One of the classic works in the field of stone masonry, E. G. Warland's book (first published in 1929) remains an essential reference for stone masons and conservation practitioners working with historic buildings. It provides a clear and simple guide to the subject, based on meticulous and beautiful drawings. Organized in three sections, it includes chapters on construction details; methods of working particular structural shapes; both basic and advanced geometry and setting out. It also includes forms and tables omitted from later editions to be used as templates for costing and estimating work. These are as relevant today as they were in the 1920s.
Further information about the family of Douglas and Beatrice, and Ethel and Donald, is available upon request.
The 1841 census (HO 107/288/3) has the following Meshers recorded:
The 1851 census for Hinton Martell (1854/320) has the following Meshers recorded:
Anna Mesher appears to not be in the area at the time of the 1851census, but appears in 1861.
The 1861 census has the following Meshers recorded in Woodcotes Lane, Hinton Martell:
The children from this marriage, all born in Wimborne Minster were as follows:

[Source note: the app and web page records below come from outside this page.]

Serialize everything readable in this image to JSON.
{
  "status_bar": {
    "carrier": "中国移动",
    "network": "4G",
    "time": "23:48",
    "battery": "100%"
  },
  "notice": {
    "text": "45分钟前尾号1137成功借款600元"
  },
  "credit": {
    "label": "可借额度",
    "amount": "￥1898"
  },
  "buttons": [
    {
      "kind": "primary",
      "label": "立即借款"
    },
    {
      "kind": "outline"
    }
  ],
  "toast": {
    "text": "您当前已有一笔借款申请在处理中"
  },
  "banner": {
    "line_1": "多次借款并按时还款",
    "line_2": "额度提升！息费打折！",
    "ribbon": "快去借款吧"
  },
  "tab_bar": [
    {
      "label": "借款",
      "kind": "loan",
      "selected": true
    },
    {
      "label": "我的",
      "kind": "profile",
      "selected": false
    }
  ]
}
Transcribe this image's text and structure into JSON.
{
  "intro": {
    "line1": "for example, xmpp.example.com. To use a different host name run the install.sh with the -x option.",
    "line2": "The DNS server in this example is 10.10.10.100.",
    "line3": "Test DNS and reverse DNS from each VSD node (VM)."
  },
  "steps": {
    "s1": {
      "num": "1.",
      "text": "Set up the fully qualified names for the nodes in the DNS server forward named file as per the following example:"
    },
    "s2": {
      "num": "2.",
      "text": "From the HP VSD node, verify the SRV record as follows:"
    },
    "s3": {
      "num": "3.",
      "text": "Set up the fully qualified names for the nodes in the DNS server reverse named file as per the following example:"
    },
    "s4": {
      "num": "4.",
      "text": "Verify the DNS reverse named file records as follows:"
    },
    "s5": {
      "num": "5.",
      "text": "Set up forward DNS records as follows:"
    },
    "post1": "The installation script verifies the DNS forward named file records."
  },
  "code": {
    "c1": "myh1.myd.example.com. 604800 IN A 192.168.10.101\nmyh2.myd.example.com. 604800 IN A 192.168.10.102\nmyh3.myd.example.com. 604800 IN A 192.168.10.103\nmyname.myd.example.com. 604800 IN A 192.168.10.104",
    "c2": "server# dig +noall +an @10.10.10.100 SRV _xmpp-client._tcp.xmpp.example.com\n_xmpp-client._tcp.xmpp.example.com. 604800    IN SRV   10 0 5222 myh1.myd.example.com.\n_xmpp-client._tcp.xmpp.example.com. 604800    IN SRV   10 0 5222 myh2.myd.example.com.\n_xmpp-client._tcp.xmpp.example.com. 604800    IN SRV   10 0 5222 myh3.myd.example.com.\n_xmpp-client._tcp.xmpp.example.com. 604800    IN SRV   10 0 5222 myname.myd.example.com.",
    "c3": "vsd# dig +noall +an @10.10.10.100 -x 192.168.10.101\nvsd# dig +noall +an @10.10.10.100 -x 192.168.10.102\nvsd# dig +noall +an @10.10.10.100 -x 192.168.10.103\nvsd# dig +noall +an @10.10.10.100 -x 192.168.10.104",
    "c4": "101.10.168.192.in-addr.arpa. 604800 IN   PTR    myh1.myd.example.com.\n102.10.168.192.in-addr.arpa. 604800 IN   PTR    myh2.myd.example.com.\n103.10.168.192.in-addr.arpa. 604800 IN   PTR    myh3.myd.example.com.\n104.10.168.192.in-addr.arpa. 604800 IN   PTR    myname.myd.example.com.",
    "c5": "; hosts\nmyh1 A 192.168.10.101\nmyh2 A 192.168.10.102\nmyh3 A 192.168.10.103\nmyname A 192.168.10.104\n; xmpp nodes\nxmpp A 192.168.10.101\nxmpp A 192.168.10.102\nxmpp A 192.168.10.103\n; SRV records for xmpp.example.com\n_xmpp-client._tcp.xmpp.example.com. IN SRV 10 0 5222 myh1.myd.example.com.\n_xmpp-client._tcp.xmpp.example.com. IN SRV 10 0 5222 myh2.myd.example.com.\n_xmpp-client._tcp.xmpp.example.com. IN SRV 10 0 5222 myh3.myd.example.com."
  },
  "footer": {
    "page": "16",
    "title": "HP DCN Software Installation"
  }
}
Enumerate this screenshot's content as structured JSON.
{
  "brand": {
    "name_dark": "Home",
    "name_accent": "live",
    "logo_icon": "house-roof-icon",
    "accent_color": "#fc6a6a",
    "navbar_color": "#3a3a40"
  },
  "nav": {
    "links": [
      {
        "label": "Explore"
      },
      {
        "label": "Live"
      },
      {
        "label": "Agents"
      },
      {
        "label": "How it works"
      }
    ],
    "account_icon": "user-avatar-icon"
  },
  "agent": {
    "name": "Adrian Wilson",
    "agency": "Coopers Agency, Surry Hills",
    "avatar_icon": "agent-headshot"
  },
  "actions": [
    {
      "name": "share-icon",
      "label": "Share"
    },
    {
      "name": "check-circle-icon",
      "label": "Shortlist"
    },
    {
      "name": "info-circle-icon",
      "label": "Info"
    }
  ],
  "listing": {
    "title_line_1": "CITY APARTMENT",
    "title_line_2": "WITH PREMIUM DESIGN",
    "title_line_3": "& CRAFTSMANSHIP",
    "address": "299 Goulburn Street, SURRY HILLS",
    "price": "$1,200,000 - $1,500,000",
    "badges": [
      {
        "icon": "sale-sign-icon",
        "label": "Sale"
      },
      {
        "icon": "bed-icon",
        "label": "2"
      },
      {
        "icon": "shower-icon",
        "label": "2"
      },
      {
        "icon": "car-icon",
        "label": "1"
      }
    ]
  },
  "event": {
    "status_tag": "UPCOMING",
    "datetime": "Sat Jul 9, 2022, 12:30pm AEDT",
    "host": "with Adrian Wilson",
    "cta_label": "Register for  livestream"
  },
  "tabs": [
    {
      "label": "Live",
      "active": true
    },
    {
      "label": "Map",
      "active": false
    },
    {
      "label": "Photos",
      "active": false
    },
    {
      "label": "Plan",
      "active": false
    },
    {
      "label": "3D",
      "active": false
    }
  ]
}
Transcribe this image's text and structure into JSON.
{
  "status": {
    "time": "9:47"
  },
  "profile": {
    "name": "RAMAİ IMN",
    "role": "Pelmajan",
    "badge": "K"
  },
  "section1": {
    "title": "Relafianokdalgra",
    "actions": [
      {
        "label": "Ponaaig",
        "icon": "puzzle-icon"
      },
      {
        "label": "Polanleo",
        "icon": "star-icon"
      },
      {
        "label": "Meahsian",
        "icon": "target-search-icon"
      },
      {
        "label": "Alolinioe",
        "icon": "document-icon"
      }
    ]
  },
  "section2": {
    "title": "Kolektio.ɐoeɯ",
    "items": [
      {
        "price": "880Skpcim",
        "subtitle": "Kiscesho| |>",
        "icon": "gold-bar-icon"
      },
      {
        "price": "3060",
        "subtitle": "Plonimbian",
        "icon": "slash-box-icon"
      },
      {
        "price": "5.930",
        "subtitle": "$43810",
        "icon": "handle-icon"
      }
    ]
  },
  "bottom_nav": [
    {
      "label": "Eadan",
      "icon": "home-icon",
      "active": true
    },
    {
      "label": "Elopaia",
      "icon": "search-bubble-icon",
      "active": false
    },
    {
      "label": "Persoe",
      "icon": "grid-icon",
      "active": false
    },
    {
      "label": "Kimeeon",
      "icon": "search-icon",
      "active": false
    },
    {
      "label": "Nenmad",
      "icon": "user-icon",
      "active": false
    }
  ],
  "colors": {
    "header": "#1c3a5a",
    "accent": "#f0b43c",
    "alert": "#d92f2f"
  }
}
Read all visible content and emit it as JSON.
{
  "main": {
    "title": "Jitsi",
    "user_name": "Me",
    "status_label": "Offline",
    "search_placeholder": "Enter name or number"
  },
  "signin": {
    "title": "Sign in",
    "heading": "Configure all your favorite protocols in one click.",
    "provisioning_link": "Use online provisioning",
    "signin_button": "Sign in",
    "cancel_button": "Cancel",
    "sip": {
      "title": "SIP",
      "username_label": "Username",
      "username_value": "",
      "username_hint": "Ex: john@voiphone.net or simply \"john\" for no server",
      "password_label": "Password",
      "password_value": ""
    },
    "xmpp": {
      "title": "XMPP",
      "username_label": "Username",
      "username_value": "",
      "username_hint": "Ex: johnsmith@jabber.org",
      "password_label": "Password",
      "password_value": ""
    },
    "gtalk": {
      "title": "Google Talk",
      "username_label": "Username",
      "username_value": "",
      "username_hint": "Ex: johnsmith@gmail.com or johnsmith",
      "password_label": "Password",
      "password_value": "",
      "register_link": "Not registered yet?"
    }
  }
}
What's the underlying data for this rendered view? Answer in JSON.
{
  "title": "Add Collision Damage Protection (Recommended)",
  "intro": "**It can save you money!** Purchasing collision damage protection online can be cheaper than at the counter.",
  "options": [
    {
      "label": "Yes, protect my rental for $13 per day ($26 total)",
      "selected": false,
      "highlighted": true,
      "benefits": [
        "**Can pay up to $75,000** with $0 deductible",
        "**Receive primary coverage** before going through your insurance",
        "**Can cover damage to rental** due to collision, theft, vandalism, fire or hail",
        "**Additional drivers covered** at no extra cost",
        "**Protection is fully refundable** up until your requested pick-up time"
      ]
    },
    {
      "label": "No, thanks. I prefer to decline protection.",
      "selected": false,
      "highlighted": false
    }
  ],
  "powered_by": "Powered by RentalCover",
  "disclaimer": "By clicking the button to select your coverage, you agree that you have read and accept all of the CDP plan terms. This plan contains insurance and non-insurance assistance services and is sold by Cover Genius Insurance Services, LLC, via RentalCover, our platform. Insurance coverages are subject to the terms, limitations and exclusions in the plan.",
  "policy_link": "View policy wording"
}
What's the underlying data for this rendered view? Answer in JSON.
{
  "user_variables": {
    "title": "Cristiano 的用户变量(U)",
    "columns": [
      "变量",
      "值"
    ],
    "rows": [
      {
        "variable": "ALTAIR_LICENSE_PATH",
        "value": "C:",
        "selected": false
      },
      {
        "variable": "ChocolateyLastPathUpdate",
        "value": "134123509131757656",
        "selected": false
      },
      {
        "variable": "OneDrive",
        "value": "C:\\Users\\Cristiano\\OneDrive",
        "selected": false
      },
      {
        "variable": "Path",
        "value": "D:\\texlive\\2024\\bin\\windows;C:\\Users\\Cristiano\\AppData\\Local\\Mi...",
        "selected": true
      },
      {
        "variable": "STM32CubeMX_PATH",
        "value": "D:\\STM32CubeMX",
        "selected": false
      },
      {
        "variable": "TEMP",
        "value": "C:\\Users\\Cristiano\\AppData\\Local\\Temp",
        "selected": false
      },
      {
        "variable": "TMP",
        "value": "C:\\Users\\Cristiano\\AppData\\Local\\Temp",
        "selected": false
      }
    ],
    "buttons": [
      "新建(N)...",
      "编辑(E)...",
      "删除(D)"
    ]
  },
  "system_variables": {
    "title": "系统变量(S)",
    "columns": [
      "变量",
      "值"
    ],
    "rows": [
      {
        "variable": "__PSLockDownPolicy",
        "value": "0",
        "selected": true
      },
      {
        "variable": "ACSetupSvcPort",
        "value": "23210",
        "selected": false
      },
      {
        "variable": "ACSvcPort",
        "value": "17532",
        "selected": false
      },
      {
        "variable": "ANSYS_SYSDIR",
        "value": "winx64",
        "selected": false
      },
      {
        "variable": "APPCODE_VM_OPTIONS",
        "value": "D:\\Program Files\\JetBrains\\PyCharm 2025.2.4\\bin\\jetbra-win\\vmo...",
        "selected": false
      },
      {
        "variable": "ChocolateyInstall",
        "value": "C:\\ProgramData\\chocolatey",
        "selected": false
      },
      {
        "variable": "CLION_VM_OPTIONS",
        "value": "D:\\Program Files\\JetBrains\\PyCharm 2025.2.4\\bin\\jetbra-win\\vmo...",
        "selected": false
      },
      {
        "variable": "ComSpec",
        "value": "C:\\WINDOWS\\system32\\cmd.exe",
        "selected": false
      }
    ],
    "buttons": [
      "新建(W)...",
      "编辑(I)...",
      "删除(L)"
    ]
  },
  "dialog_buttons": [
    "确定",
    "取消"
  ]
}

William Mesher (Measher) appears to have died in the March quarter of 1864 in Wimborne (FreeBMD, vol 5a, page 239). Anna Mesher died in the June quarter of 1869 aged 77 (FreeBMD, vol 5a, page 191)
Page created 1985, last updated 13 September 2016. Copyright Andrew Warland.